How do you know he isn't there anymore? You're making a few assumptions that this God doesn't have or want a relationship with it's creation. And once again that a divine being has to obey to the rules that created the tangible universe.

If he was still there, I could have evidence that he was there. As long as I don't have evidence, he's of course not there.

We don't always see everything, even when it's right in front of us.  Lack of evidence does not mean failure of a theory.  That requires counter evidence.

A theory that can't be tested isn't a theory.

Perhaps you're thinking of a hypothesis. Merriam-Webster's definition (http://www.merriam-webster.com/dictionary/theory) makes no mention of testability.  Besides, proving something is untestable is it's own can of worms.

As we slide down the banister of life, this is just another splinter in our ass.
edd
Donator
Legendary
*
Offline Offline

Activity: 1372



View Profile WWW
June 07, 2011, 01:09:06 AM
 #80


How do you know he isn't there anymore?

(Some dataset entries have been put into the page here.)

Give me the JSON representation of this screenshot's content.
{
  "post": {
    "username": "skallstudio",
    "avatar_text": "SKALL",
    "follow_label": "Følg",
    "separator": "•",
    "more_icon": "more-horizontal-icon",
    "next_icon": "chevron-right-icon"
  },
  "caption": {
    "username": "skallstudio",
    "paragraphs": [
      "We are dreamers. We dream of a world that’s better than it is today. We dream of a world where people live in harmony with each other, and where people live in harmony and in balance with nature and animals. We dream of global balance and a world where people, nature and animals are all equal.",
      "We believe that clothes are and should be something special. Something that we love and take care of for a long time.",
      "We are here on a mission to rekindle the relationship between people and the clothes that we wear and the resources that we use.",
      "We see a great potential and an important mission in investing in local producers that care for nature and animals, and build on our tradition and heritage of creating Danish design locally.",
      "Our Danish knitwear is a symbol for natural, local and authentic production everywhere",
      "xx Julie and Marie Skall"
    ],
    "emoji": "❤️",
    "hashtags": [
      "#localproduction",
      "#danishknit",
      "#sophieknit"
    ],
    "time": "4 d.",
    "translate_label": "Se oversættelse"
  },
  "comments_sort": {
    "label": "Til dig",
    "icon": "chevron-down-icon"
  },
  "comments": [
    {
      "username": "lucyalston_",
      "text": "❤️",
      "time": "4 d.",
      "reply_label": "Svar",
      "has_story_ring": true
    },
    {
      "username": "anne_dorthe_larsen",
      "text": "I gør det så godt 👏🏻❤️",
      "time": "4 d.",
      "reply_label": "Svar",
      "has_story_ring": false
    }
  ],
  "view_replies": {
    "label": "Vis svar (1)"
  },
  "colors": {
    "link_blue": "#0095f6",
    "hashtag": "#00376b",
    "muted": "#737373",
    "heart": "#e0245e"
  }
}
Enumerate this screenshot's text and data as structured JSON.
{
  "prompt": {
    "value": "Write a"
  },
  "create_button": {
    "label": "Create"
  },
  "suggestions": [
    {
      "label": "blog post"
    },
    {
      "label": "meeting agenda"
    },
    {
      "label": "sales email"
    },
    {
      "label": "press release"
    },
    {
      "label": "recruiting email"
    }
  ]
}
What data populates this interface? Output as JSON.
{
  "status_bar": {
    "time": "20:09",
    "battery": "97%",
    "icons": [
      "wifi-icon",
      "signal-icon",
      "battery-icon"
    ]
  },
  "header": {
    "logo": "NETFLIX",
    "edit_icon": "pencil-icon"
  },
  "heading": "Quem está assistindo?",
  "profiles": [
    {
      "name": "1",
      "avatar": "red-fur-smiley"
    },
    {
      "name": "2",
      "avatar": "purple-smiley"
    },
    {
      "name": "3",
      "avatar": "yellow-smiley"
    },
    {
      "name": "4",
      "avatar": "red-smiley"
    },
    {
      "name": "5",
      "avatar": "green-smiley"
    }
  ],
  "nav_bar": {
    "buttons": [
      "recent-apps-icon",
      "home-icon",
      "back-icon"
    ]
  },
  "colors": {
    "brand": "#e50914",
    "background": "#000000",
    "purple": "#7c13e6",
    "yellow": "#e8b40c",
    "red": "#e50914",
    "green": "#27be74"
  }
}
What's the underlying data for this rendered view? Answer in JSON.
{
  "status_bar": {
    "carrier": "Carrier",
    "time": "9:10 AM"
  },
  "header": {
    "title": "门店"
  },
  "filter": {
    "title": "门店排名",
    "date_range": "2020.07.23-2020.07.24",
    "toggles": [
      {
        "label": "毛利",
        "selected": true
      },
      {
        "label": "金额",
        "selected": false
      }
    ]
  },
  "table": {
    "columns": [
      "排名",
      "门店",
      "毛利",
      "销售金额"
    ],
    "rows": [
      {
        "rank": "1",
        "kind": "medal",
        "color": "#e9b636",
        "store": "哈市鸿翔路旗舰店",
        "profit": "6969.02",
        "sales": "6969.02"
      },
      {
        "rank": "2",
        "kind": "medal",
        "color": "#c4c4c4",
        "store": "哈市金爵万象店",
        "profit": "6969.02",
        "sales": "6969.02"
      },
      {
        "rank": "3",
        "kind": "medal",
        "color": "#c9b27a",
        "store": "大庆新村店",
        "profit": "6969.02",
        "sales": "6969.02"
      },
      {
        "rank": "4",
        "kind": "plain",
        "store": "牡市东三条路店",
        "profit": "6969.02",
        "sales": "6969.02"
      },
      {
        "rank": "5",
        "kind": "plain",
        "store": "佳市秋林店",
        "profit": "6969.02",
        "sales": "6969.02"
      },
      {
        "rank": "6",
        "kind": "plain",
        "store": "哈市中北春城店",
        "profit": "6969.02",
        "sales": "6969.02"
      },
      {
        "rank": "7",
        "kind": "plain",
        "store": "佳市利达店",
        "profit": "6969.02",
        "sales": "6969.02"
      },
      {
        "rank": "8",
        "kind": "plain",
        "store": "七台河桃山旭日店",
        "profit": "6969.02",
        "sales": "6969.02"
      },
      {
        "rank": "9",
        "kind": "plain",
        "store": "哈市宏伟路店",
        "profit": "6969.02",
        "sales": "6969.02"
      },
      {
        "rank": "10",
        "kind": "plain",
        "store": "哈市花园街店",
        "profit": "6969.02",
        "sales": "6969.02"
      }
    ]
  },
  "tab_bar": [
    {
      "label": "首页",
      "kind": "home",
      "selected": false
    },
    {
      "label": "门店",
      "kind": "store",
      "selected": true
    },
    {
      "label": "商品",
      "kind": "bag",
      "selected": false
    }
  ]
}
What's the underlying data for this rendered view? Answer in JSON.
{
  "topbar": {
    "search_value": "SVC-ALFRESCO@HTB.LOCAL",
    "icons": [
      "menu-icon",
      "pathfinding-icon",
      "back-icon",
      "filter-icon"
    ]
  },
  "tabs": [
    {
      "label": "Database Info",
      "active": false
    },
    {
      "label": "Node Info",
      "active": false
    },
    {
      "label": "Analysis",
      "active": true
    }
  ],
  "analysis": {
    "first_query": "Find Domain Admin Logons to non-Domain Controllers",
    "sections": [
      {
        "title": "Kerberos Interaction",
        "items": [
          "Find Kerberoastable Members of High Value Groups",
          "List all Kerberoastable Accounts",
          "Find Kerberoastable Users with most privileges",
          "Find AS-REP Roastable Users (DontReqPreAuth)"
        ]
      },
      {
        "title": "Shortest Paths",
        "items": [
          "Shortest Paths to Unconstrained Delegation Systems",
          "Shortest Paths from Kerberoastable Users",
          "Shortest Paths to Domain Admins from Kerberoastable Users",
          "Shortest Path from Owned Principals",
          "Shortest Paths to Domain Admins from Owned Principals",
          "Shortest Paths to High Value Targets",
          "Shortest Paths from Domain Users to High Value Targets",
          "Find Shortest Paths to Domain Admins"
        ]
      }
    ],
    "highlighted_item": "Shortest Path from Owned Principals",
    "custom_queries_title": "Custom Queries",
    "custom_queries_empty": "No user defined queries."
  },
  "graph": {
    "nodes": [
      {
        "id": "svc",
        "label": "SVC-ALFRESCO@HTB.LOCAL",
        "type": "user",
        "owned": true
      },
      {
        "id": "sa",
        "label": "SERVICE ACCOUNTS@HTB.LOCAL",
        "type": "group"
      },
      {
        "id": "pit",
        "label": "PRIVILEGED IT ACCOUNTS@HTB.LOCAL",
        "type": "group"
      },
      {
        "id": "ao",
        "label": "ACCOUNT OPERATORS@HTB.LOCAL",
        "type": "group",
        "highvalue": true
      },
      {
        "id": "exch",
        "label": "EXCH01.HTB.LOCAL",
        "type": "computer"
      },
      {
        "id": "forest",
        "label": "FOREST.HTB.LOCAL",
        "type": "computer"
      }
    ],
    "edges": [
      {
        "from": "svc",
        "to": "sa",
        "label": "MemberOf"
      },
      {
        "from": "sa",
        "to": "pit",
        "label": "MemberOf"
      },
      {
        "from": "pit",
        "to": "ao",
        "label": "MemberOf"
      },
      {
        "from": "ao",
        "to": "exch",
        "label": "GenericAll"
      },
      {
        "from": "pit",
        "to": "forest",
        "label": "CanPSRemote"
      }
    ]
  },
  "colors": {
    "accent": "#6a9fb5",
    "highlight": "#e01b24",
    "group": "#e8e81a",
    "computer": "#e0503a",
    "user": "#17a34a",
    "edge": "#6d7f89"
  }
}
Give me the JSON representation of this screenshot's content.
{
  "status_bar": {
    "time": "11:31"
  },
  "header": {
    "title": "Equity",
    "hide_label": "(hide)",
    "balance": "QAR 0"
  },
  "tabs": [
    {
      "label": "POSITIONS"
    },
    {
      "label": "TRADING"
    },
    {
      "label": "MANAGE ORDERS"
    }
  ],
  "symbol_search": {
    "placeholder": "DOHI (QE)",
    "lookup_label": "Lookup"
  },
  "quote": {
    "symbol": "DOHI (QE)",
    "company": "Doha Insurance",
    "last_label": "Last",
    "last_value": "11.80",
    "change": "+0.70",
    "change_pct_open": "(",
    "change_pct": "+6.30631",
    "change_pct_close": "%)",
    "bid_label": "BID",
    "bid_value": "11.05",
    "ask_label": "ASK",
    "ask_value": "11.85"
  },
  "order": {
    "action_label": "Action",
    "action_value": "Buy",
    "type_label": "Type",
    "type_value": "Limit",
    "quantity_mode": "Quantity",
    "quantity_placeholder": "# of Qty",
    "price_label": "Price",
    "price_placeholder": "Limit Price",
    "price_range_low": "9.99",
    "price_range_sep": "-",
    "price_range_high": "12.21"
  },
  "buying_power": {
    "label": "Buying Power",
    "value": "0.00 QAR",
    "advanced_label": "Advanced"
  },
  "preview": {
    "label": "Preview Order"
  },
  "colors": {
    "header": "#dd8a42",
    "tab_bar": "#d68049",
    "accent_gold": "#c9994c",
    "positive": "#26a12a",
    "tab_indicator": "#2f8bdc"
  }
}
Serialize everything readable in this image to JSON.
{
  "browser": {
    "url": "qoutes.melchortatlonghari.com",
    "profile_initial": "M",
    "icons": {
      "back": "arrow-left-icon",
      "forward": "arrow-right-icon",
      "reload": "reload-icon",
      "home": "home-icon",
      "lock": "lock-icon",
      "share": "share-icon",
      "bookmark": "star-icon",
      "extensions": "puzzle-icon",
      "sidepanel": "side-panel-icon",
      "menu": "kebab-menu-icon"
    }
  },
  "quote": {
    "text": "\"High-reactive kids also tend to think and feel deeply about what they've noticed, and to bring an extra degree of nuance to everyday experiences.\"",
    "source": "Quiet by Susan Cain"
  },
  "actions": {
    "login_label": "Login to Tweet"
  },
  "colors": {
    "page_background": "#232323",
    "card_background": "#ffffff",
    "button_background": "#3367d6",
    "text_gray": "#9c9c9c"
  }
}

You're making a few assumptions that this God doesn't have or want a relationship with it's creation. And once again that a divine being has to obey to the rules that created the tangible universe.

If he was still there, I could have evidence that he was there. As long as I don't have evidence, he's of course not there.

We don't always see everything, even when it's right in front of us.  Lack of evidence does not mean failure of a theory.  That requires counter evidence.

A theory that can't be tested isn't a theory.

Perhaps you're thinking of a hypothesis. Merriam-Webster's definition (http://www.merriam-webster.com/dictionary/theory) makes no mention of testability.  Besides, proving something is untestable is it's own can of worms.

You are correct, I was using the "layman's" definition of theory, which is much closer to a scientific hypothesis. The reason I used it, however, is because it seemed to be the definition you were using; the definition you linked to makes no mention of evidence, either.

Still around.
Pages: « 1 2 3 [4] 5 6 7 8 9 »  All
  Print  
 
Jump to:  

Sponsored by , a Bitcoin-accepting VPN.
Powered by MySQL Powered by PHP Powered by SMF 1.1.19 | SMF © 2006-2009, Simple Machines Valid XHTML 1.0! Valid CSS!